|What's up in Space|| |
June 26, 2009
VOLCANIC PLUME: An enormous plume of sulfur dioxide (SO2) blasted into the stratosphere by Russia's Sarychev Peak volcano on June 12th is circumnavigating the globe at northern latitudes. Check out this movie made by the GOME-2 sensor onboard Europe's MetOp-A satellite. SO2 is drifting across the North Atlantic and appears poised to reach Europe over the next 48 hours. Sky watchers there should be alert for volcanic sunsets.

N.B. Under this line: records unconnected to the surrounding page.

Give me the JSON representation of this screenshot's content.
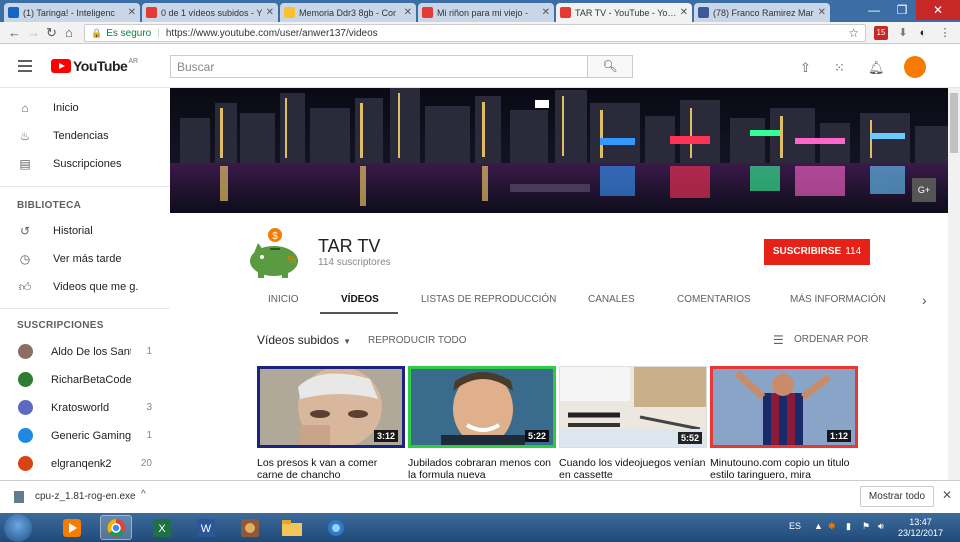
{
  "browser": {
    "tabs": [
      {
        "title": "(1) Taringa! - Inteligenc",
        "favcolor": "#1565c0"
      },
      {
        "title": "0 de 1 vídeos subidos - Y",
        "favcolor": "#e53935"
      },
      {
        "title": "Memoria Ddr3 8gb - Cor",
        "favcolor": "#fbc02d"
      },
      {
        "title": "Mi riñon para mi viejo -",
        "favcolor": "#e53935"
      },
      {
        "title": "TAR TV - YouTube - Youtu",
        "favcolor": "#e53935"
      },
      {
        "title": "(78) Franco Ramirez Mar",
        "favcolor": "#3b5998"
      }
    ],
    "secure_label": "Es seguro",
    "url": "https://www.youtube.com/user/anwer137/videos",
    "ext_badge": "15"
  },
  "yt": {
    "logo": "YouTube",
    "region": "AR",
    "search_placeholder": "Buscar"
  },
  "sidebar": {
    "main": [
      {
        "label": "Inicio",
        "icon": "home-icon"
      },
      {
        "label": "Tendencias",
        "icon": "flame-icon"
      },
      {
        "label": "Suscripciones",
        "icon": "subscriptions-icon"
      }
    ],
    "library_heading": "BIBLIOTECA",
    "library": [
      {
        "label": "Historial",
        "icon": "history-icon"
      },
      {
        "label": "Ver más tarde",
        "icon": "clock-icon"
      },
      {
        "label": "Videos que me g...",
        "icon": "thumbs-up-icon"
      }
    ],
    "subs_heading": "SUSCRIPCIONES",
    "subscriptions": [
      {
        "name": "Aldo De los Sant...",
        "count": "1",
        "color": "#8d6e63"
      },
      {
        "name": "RicharBetaCode",
        "count": "",
        "color": "#2e7d32"
      },
      {
        "name": "Kratosworld",
        "count": "3",
        "color": "#5c6bc0"
      },
      {
        "name": "Generic Gaming",
        "count": "1",
        "color": "#1e88e5"
      },
      {
        "name": "elgranqenk2",
        "count": "20",
        "color": "#d84315"
      }
    ]
  },
  "channel": {
    "name": "TAR TV",
    "subscribers": "114 suscriptores",
    "subscribe_label": "SUSCRIBIRSE",
    "subscribe_count": "114",
    "tabs": [
      "INICIO",
      "VÍDEOS",
      "LISTAS DE REPRODUCCIÓN",
      "CANALES",
      "COMENTARIOS",
      "MÁS INFORMACIÓN"
    ],
    "active_tab": "VÍDEOS",
    "gplus": "G+"
  },
  "videos": {
    "selector": "Vídeos subidos",
    "play_all": "REPRODUCIR TODO",
    "sort": "ORDENAR POR",
    "items": [
      {
        "title": "Los presos k van a comer carne de chancho",
        "duration": "3:12",
        "border": "#1a237e"
      },
      {
        "title": "Jubilados cobraran menos con la formula nueva",
        "duration": "5:22",
        "border": "#2ecc40"
      },
      {
        "title": "Cuando los videojuegos venían en cassette",
        "duration": "5:52",
        "border": "#ffffff"
      },
      {
        "title": "Minutouno.com copio un titulo estilo taringuero, mira",
        "duration": "1:12",
        "border": "#e53935"
      }
    ]
  },
  "download": {
    "file": "cpu-z_1.81-rog-en.exe",
    "show_all": "Mostrar todo"
  },
  "taskbar": {
    "lang": "ES",
    "time": "13:47",
    "date": "23/12/2017"
  }
}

VOLCANIC SUNSET: On June 22nd, photographer Brian Whittaker was flying 35,000 feet above Nunavut, Canada, when he witnessed "the most spectacular sunset that I have ever seen," he says. "The giant volcanic cloud from Russia's Sarychev Peak [see below] was illuminated by the arctic sun--and this completely transformed the landscape. For a moment, I thought I was on Mars."
This was the view from the window seat:
"All the curtains were drawn so that people could sleep which is very normal," notes Whittaker. "It is possible that very few people have seen this despite all the potential observers!"
Whittaker's airplane traveled all the way from British Columbia to Europe, so he got a good long look at the cloud. "It stretched for more than 4,000 kilometers. Will it reach Europe?" he wonders. Stay tuned for updates.